The Partnership Action Plan on Terrorism (PAP-T) is a framework through which Allies and partner countries work to improve cooperation in the fight against terrorism, through political consultation and a range of practical measures. It facilitates consultation and cooperation in areas such as intelligence-sharing, terrorism-related training and exercises, and the development of capabilities for defence against terrorist attack or for dealing with the consequences of such an attack. Other areas of cooperation include border management and security, air defence and air-traffic management. Defence against terrorism is also the first of three key priorities of the NATO Science for Peace and Security (SPS) Programme, which over time has initiated a broad range of activities in topical areas related to the defence against terrorism. PAP-T was launched at the Prague Summit in 2002 and continues to evolve in line with the joint aims and efforts of Allies and partners.

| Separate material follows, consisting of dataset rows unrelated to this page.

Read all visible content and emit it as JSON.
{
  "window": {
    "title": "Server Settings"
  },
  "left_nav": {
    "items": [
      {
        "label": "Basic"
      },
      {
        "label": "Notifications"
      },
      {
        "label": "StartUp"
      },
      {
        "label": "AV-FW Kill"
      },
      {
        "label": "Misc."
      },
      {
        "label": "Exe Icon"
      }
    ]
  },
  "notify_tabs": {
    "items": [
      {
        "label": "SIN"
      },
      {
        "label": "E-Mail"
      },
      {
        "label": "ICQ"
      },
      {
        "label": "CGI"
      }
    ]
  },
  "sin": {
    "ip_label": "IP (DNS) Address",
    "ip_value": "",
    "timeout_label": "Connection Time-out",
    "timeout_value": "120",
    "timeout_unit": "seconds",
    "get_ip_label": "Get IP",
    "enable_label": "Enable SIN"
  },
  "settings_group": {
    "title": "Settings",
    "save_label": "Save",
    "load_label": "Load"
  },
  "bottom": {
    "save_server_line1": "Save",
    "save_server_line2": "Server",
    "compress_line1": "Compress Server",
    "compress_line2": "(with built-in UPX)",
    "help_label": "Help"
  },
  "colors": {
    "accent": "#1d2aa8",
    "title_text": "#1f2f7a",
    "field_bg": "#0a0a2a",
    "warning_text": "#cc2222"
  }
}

Opportunities for cooperation between NATO and partners in the areas of armaments, air defence, and airspace and air traffic management are provided through the Conference of National Armaments Directors (CNAD), the Air Defence Committee (ADC) and the Air Traffic Management Committee (ATMC).